“I love meeting new people, witnessing even just a piece of their truth. I’ve made some really cool connections,” Jenn said. “It’s just been another layer of that onion of healing for me.”
After presentations, audience members often stayed and talked with Jenn about their own lives and experiences. Each speaking engagement presented opportunities for Jenn to make an impact on and connect with other survivors. The idea that her truth might stir something in another person and change their life excited her.
Sometimes, she’d exchange emails with those people later. However, since she often traveled to speak, those connections weren’t always long-lasting.
Jenn wanted to change that.
Last year, when she celebrated her 40th birthday, she asked herself, “What are your goals moving forward and what can you do about trying to get there?”
One of the goals — a pipe dream, she called it — was to open some sort of center where she could use the methods that helped her heal to aid other survivors of childhood sexual assault. After reflecting on her goals, Jenn decided to take the leap. She searched Craigslist and found the space at 327 W. Fayette St. in Armory Square.
Similar to her experience with art, Jenn hadn’t thought of herself as a businesswoman — but here she was, a business owner. After she secured the space, she began thinking about budgeting, marketing, advertising and other aspect of running a business. While the new venture made her nervous, the nerves motivated her.
“I was petrified when I started speaking, and now [the business is] a new thing to be terrified about,” she said with a laugh. “But it’s good. I think a little fear is good for all of us.”
Jenn started with what she knew, by offering group and individual sessions to female survivors of sexual abuse and assault. Then, she began getting calls from people who had suffered from other types of abuse or neglect.
“Is that OK?” they asked her.
Jenn had to take a step back and evaluate what she wanted the center to offer. The new pieces wouldn’t necessarily fit into the shoebox she’d created, Jenn said.
She reached out to the woman who’d run the support group that helped her when she returned to the area. Jenn learned her moderator had actually began by incorporating art into women’s groups. Then, someone had suggested she offer those groups for sexual assault survivors.
It was then that Jenn realized this was a universal need.

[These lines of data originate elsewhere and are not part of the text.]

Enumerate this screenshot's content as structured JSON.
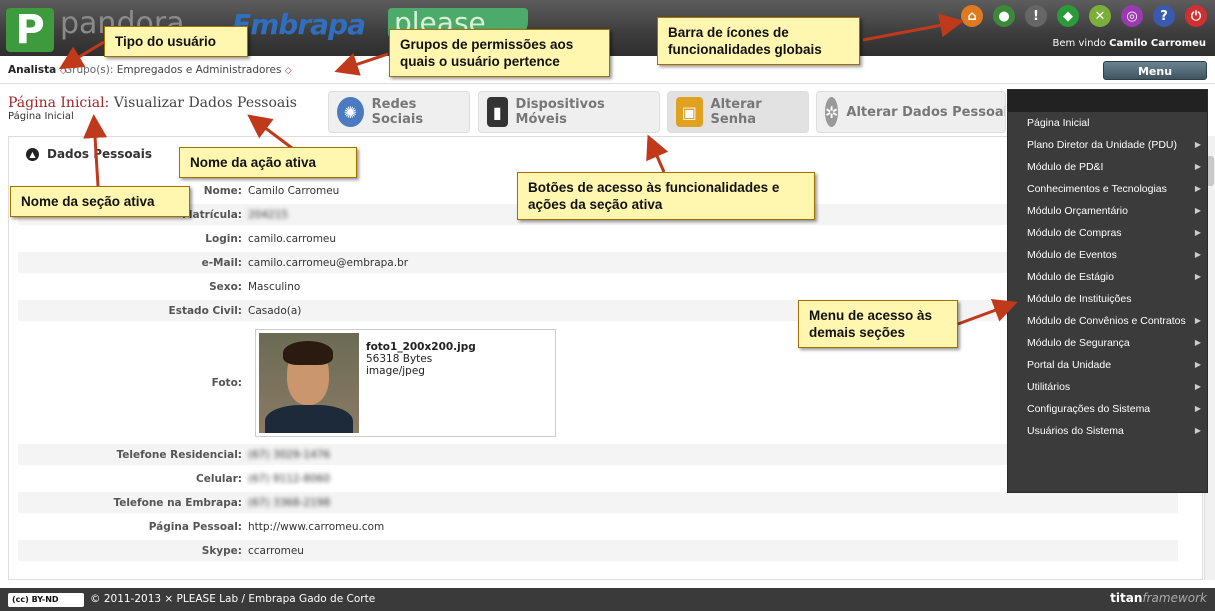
{
  "header": {
    "logo_pandora": "pandora",
    "logo_embrapa": "Embrapa",
    "logo_please": "please",
    "welcome_prefix": "Bem vindo",
    "welcome_user": "Camilo Carromeu",
    "global_icons": [
      {
        "name": "home-icon",
        "glyph": "⌂",
        "color": "#e07a20"
      },
      {
        "name": "user-icon",
        "glyph": "●",
        "color": "#3a8a3a"
      },
      {
        "name": "alert-icon",
        "glyph": "!",
        "color": "#666666"
      },
      {
        "name": "brazil-flag-icon",
        "glyph": "◆",
        "color": "#2a9a3a"
      },
      {
        "name": "tools-icon",
        "glyph": "✕",
        "color": "#7ab03a"
      },
      {
        "name": "plugin-icon",
        "glyph": "◎",
        "color": "#9a3ab0"
      },
      {
        "name": "help-icon",
        "glyph": "?",
        "color": "#3a5ab0"
      },
      {
        "name": "power-icon",
        "glyph": "⏻",
        "color": "#d03030"
      }
    ]
  },
  "infobar": {
    "user_type": "Analista",
    "groups_label": "Grupo(s):",
    "groups_value": "Empregados e Administradores"
  },
  "menu_button": "Menu",
  "page": {
    "section": "Página Inicial:",
    "action": "Visualizar Dados Pessoais",
    "breadcrumb": "Página Inicial"
  },
  "actions": [
    {
      "label": "Redes Sociais",
      "icon": "social-network-icon"
    },
    {
      "label": "Dispositivos Móveis",
      "icon": "mobile-device-icon"
    },
    {
      "label": "Alterar Senha",
      "icon": "padlock-icon"
    },
    {
      "label": "Alterar Dados Pessoais",
      "icon": "gear-icon"
    }
  ],
  "panel": {
    "title": "Dados Pessoais",
    "fields": {
      "nome_label": "Nome:",
      "nome": "Camilo Carromeu",
      "matricula_label": "Matrícula:",
      "matricula": "204215",
      "login_label": "Login:",
      "login": "camilo.carromeu",
      "email_label": "e-Mail:",
      "email": "camilo.carromeu@embrapa.br",
      "sexo_label": "Sexo:",
      "sexo": "Masculino",
      "estado_label": "Estado Civil:",
      "estado": "Casado(a)",
      "foto_label": "Foto:",
      "foto_file": "foto1_200x200.jpg",
      "foto_size": "56318 Bytes",
      "foto_type": "image/jpeg",
      "tel_res_label": "Telefone Residencial:",
      "tel_res": "(67) 3029-1476",
      "celular_label": "Celular:",
      "celular": "(67) 9112-8060",
      "tel_emb_label": "Telefone na Embrapa:",
      "tel_emb": "(67) 3368-2198",
      "pagina_label": "Página Pessoal:",
      "pagina": "http://www.carromeu.com",
      "skype_label": "Skype:",
      "skype": "ccarromeu"
    }
  },
  "sidemenu": [
    {
      "label": "Página Inicial",
      "has_sub": false
    },
    {
      "label": "Plano Diretor da Unidade (PDU)",
      "has_sub": true
    },
    {
      "label": "Módulo de PD&I",
      "has_sub": true
    },
    {
      "label": "Conhecimentos e Tecnologias",
      "has_sub": true
    },
    {
      "label": "Módulo Orçamentário",
      "has_sub": true
    },
    {
      "label": "Módulo de Compras",
      "has_sub": true
    },
    {
      "label": "Módulo de Eventos",
      "has_sub": true
    },
    {
      "label": "Módulo de Estágio",
      "has_sub": true
    },
    {
      "label": "Módulo de Instituições",
      "has_sub": false
    },
    {
      "label": "Módulo de Convênios e Contratos",
      "has_sub": true
    },
    {
      "label": "Módulo de Segurança",
      "has_sub": true
    },
    {
      "label": "Portal da Unidade",
      "has_sub": true
    },
    {
      "label": "Utilitários",
      "has_sub": true
    },
    {
      "label": "Configurações do Sistema",
      "has_sub": true
    },
    {
      "label": "Usuários do Sistema",
      "has_sub": true
    }
  ],
  "footer": {
    "license": "BY-ND",
    "copyright": "© 2011-2013 × PLEASE Lab / Embrapa Gado de Corte",
    "framework_a": "titan",
    "framework_b": "framework"
  },
  "annotations": {
    "tipo_usuario": "Tipo do usuário",
    "grupos": "Grupos de permissões aos quais o usuário pertence",
    "barra_icones": "Barra de ícones de funcionalidades globais",
    "nome_acao": "Nome da ação ativa",
    "nome_secao": "Nome da seção ativa",
    "botoes": "Botões de acesso às funcionalidades e ações da seção ativa",
    "menu_secoes": "Menu de acesso às demais seções"
  },
  "colors": {
    "header_bg": "#3c3c3c",
    "section_title": "#a0262a",
    "callout_bg": "#fff7b0",
    "arrow": "#c0391b",
    "menu_bg": "#3b3b3b"
  }
}
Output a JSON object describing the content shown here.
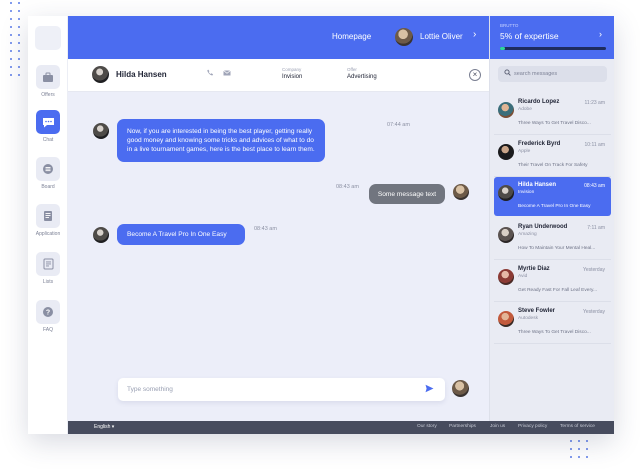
{
  "topbar": {
    "homepage_link": "Homepage",
    "user_name": "Lottie Oliver"
  },
  "sidebar": {
    "items": [
      {
        "label": "Offers",
        "icon": "briefcase-icon"
      },
      {
        "label": "Chat",
        "icon": "chat-icon",
        "active": true
      },
      {
        "label": "Board",
        "icon": "list-icon"
      },
      {
        "label": "Application",
        "icon": "document-icon"
      },
      {
        "label": "Lists",
        "icon": "clipboard-icon"
      },
      {
        "label": "FAQ",
        "icon": "question-icon"
      }
    ]
  },
  "chat_header": {
    "name": "Hilda Hansen",
    "company_label": "Company",
    "company_value": "Invision",
    "offer_label": "Offer",
    "offer_value": "Advertising"
  },
  "messages": [
    {
      "text": "Now, if you are interested in being the best player, getting really good money and knowing some tricks and advices of what to do in a live tournament games, here is the best place to learn them.",
      "time": "07:44 am",
      "side": "left"
    },
    {
      "text": "Some message text",
      "time": "08:43 am",
      "side": "right"
    },
    {
      "text": "Become A Travel Pro In One Easy",
      "time": "08:43 am",
      "side": "left"
    }
  ],
  "composer": {
    "placeholder": "Type something"
  },
  "expertise": {
    "label": "BRUTTO",
    "value_text": "5% of expertise",
    "progress": 0.05,
    "fill_color": "#2ed59a"
  },
  "search": {
    "placeholder": "search messages"
  },
  "conversations": [
    {
      "name": "Ricardo Lopez",
      "company": "Adobe",
      "time": "11:23 am",
      "preview": "Three Ways To Get Travel Disco..."
    },
    {
      "name": "Frederick Byrd",
      "company": "Apple",
      "time": "10:11 am",
      "preview": "Their Travel On Track For Safety"
    },
    {
      "name": "Hilda Hansen",
      "company": "Invision",
      "time": "08:43 am",
      "preview": "Become A Travel Pro In One Easy",
      "active": true
    },
    {
      "name": "Ryan Underwood",
      "company": "Amazing",
      "time": "7:11 am",
      "preview": "How To Maintain Your Mental Heal..."
    },
    {
      "name": "Myrtie Diaz",
      "company": "Avid",
      "time": "Yesterday",
      "preview": "Get Ready Fast For Fall Leaf Every..."
    },
    {
      "name": "Steve Fowler",
      "company": "Autodesk",
      "time": "Yesterday",
      "preview": "Three Ways To Get Travel Disco..."
    }
  ],
  "footer": {
    "language": "English",
    "links": [
      "Our story",
      "Partnerships",
      "Join us",
      "Privacy policy",
      "Terms of service"
    ]
  },
  "colors": {
    "accent": "#4b6cf0",
    "footer": "#474c5e",
    "main_bg": "#eceef9"
  }
}
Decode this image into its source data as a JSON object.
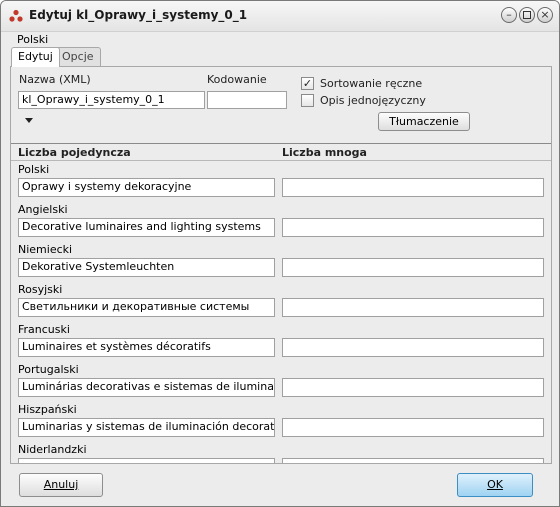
{
  "window": {
    "title": "Edytuj kl_Oprawy_i_systemy_0_1"
  },
  "language_label": "Polski",
  "tabs": [
    {
      "label": "Edytuj"
    },
    {
      "label": "Opcje"
    }
  ],
  "form": {
    "name_label": "Nazwa (XML)",
    "name_value": "kl_Oprawy_i_systemy_0_1",
    "encoding_label": "Kodowanie",
    "encoding_value": "",
    "manual_sort_label": "Sortowanie ręczne",
    "manual_sort_checked": true,
    "single_lang_label": "Opis jednojęzyczny",
    "single_lang_checked": false,
    "translate_button": "Tłumaczenie"
  },
  "columns": {
    "singular": "Liczba pojedyncza",
    "plural": "Liczba mnoga"
  },
  "rows": [
    {
      "language": "Polski",
      "singular": "Oprawy i systemy dekoracyjne",
      "plural": ""
    },
    {
      "language": "Angielski",
      "singular": "Decorative luminaires and lighting systems",
      "plural": ""
    },
    {
      "language": "Niemiecki",
      "singular": "Dekorative Systemleuchten",
      "plural": ""
    },
    {
      "language": "Rosyjski",
      "singular": "Светильники и декоративные системы",
      "plural": ""
    },
    {
      "language": "Francuski",
      "singular": "Luminaires et systèmes décoratifs",
      "plural": ""
    },
    {
      "language": "Portugalski",
      "singular": "Luminárias decorativas e sistemas de iluminação",
      "plural": ""
    },
    {
      "language": "Hiszpański",
      "singular": "Luminarias y sistemas de iluminación decorativos",
      "plural": ""
    },
    {
      "language": "Niderlandzki",
      "singular": "",
      "plural": ""
    }
  ],
  "footer": {
    "cancel_label": "Anuluj",
    "ok_label": "OK"
  },
  "colors": {
    "ok_accent": "#9fd3f2",
    "window_bg": "#ececec"
  }
}
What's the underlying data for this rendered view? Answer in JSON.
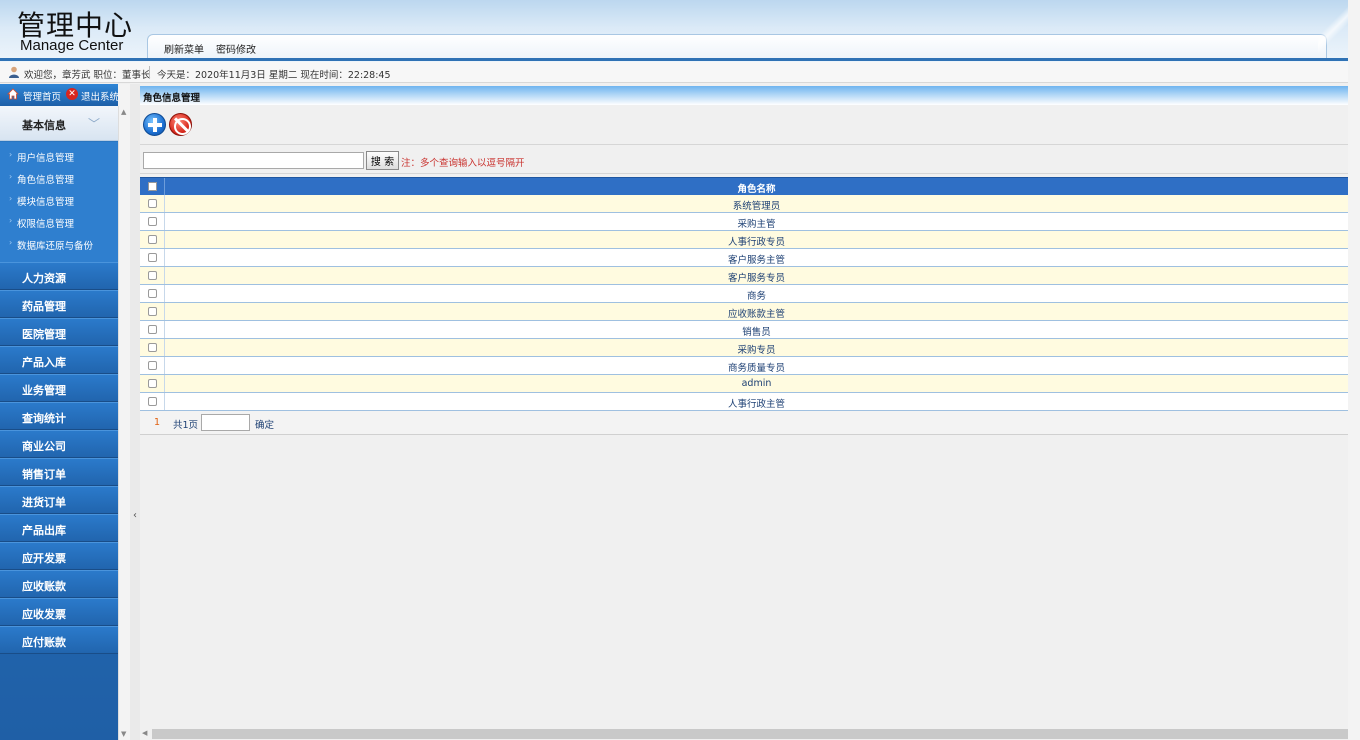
{
  "header": {
    "title": "管理中心",
    "subtitle": "Manage Center",
    "tabs": [
      "刷新菜单",
      "密码修改"
    ]
  },
  "infobar": {
    "welcome": "欢迎您，章芳武  职位：董事长",
    "datetime": "今天是：2020年11月3日 星期二 现在时间：22:28:45"
  },
  "sidebar": {
    "home_label": "管理首页",
    "exit_label": "退出系统",
    "group_label": "基本信息",
    "sub_items": [
      "用户信息管理",
      "角色信息管理",
      "模块信息管理",
      "权限信息管理",
      "数据库还原与备份"
    ],
    "menu_items": [
      "人力资源",
      "药品管理",
      "医院管理",
      "产品入库",
      "业务管理",
      "查询统计",
      "商业公司",
      "销售订单",
      "进货订单",
      "产品出库",
      "应开发票",
      "应收账款",
      "应收发票",
      "应付账款"
    ]
  },
  "main": {
    "title": "角色信息管理",
    "search_button": "搜 索",
    "search_note": "注：多个查询输入以逗号隔开",
    "column_header": "角色名称",
    "rows": [
      "系统管理员",
      "采购主管",
      "人事行政专员",
      "客户服务主管",
      "客户服务专员",
      "商务",
      "应收账款主管",
      "销售员",
      "采购专员",
      "商务质量专员",
      "admin",
      "人事行政主管"
    ],
    "pager": {
      "current": "1",
      "total": "共1页",
      "go": "确定"
    }
  }
}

“Oh gosh,” she remembered thinking, “you can use this process for anything that you’re going through.”
How art helps
Jenn now offers both group and individual sessions at The Center for Creative Arts & Healing to anyone who needs them.
Each session begins with a check-in, to determine the best course of action for the remainder of the time.
“Getting to talk about what’s on your mind and your heart is where I like to start,” Jenn explained.
Then, some sort of meditation sets the stage for the art portion of the session. The art activity differs from person to person and group to group. Sometimes, there’s a focus. Other times, it’s open-ended. Last, there’s time to reflect. If it’s a group setting, individuals can get feedback from other participants if they choose.
While the group aspect was beneficial to her, she knows that not everyone wants to discuss their lives in front of others, let alone receive feedback from them.
“Without even saying a word, you’re exposing yourself,” Jenn explained.
Though Jenn plans to travel for most of April, she does have openings at the center for both group and individual sessions. Connect with her at creativeartsandheal.wixsite.com/center.
She’s also hoping to do a monthly crafting workshop in the future, open to anyone interested in joining.
“Just even making something with your hands can be soothing and calming,” Jenn said. “It’s not even that you necessarily have to come with some issue that you’re looking to explore. Maybe you’re just coming to calm your soul, make something, relax.” SWM
To connect with Jenn, email firstname.lastname@example.org or call/text (315) 552-0617.